Global office broker Instant Offices has created a graphic that gives a comparative summary of what the Conservatives, Labour, Liberal Democrats and Greens say they will do if elected on key issues that directly affect SMEs. These issues include corporation tax, business rates, minimum wage, zero hours contracts, energy bills and broadband and the information is taken from the parties’ manifestos.
Click on image for full graphic and click again to enlarge.
The election messages continue to dance around reality. I did arithmetic at primary school, but did the politicians?
Here’s my maths. The government spends £400 for every £300 it receives, spending half our national income. If the country earned £800 per annum, the government spends £400, of which £100 is borrowed. Total government debt would be £500, rising by £100 per annum. This is less than six years away from going down the pan like Greece.
If we protect health, the government would have to cut a third of all spending to balance the books. That is an unimaginable level of cuts implying public sector pay falling by a third, which in turn would depress GDP severely making things even more difficult.
If GDP grows, it will be better.

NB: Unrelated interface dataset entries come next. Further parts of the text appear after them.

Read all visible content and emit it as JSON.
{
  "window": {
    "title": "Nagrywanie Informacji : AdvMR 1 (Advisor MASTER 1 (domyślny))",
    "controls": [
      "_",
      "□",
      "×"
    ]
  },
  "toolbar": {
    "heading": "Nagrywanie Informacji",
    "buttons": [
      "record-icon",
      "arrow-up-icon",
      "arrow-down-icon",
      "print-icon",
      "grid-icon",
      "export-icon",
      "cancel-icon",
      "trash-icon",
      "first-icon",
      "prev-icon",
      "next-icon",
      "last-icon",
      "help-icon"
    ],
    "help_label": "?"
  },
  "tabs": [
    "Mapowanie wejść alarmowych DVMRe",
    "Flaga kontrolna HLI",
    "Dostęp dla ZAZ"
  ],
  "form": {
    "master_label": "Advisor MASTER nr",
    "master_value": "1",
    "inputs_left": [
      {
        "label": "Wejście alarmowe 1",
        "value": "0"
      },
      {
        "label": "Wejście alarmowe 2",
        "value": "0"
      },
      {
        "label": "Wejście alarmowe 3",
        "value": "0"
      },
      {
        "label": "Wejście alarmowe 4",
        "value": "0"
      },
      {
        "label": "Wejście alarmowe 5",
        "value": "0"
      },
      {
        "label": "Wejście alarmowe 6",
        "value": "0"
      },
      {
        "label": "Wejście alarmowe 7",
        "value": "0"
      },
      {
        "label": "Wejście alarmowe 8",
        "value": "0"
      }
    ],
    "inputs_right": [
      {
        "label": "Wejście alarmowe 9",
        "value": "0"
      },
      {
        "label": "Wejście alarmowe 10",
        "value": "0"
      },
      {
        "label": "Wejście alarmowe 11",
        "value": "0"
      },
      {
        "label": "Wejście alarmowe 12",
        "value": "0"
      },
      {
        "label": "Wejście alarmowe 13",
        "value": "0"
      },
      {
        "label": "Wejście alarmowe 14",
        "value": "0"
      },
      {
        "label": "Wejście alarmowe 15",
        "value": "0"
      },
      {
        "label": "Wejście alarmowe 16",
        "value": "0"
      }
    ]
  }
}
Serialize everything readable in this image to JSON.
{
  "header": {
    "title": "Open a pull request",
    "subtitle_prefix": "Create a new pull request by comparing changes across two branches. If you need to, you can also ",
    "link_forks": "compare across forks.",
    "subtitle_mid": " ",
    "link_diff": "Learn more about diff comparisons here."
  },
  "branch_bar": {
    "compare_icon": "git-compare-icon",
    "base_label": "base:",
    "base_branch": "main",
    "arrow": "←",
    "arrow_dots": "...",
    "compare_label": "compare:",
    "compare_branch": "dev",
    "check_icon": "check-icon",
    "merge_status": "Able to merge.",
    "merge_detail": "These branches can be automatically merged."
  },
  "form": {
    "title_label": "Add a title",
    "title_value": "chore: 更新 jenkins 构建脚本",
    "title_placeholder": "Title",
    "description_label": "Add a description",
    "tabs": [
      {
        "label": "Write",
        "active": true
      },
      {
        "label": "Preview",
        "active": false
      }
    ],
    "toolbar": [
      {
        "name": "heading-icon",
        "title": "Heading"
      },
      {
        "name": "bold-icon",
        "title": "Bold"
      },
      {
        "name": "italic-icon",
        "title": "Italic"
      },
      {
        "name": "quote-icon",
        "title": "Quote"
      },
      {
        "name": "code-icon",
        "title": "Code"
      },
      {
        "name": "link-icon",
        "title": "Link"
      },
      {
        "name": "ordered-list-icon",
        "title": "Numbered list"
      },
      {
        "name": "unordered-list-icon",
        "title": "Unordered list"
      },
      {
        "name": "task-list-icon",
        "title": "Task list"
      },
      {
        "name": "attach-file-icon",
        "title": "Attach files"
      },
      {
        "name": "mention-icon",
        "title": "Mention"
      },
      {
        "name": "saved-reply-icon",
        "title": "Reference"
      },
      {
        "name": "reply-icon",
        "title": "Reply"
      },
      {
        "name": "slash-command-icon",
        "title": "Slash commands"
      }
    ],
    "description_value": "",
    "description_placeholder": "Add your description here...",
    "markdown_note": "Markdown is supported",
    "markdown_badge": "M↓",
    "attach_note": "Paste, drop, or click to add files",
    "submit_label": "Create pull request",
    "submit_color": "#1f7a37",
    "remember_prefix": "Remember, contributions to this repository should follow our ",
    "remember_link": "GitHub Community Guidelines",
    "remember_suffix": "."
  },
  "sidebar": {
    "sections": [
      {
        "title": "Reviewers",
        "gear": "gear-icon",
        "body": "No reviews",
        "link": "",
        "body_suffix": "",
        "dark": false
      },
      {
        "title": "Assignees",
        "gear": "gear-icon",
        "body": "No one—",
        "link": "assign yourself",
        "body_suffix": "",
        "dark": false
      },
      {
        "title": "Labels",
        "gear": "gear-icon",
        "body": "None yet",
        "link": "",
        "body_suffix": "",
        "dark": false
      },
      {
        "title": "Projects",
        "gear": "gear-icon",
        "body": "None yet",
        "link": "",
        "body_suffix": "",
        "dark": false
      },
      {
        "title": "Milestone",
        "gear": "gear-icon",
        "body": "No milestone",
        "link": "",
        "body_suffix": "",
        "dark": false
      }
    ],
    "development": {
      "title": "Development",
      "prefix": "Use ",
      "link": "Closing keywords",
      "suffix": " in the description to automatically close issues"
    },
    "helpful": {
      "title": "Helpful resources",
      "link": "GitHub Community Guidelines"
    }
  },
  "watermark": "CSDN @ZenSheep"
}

But we live in an uncertain world, with huge financial risks still lurking all around. Still all of the talk is about additional spending and what will be protected.
We have a financial crisis worse than anything seen in our lifetimes. Why are the politicians playing dumb and not getting totally real with the electorate. Maybe we still don’t want to hear?
Chris Barling, SellerDeck
I’m not naturally a cynical type of chap, however politics seems to bring a side out of me that I don’t really like.
While trying to decide who to vote for, I find myself muttering phrases such as
“Well, they’ll never actually do that, will they?” This really isn’t like me at all.
Apparently this time we are to be “helped” in our decision by the TV debate. As far as I’m concerned, this X-factor style circus only makes it more likely we’ll end up with a pretty boy/girl with lots of style and little substance.
What I’d like to do is vote for the party whose policies are best aligned with my life and that of my family. I couldn’t give a hedgehog whether the leader smiles or can remember someone’s name, but I do want to know if they know what they’re talking about.
I have a business to run – much like the rest of you. If I spend the required time trawling through all the information that would allow me to decide which party will make my business run better, then somebody else will no doubt be spending that time making their business run better than mine.
So I have to guess, basically. My guess is that Brown is an economist, whilst Cameron and Clegg are basically pop stars in suits. I think that Brown will probably ultimately be seen to have dealt well with the financial upheaval of the past 18 months, and that on that basis he should be retained. That’s enough thinking for me. Back to work.
Ross Campbell, The Exercise Club, Clifton.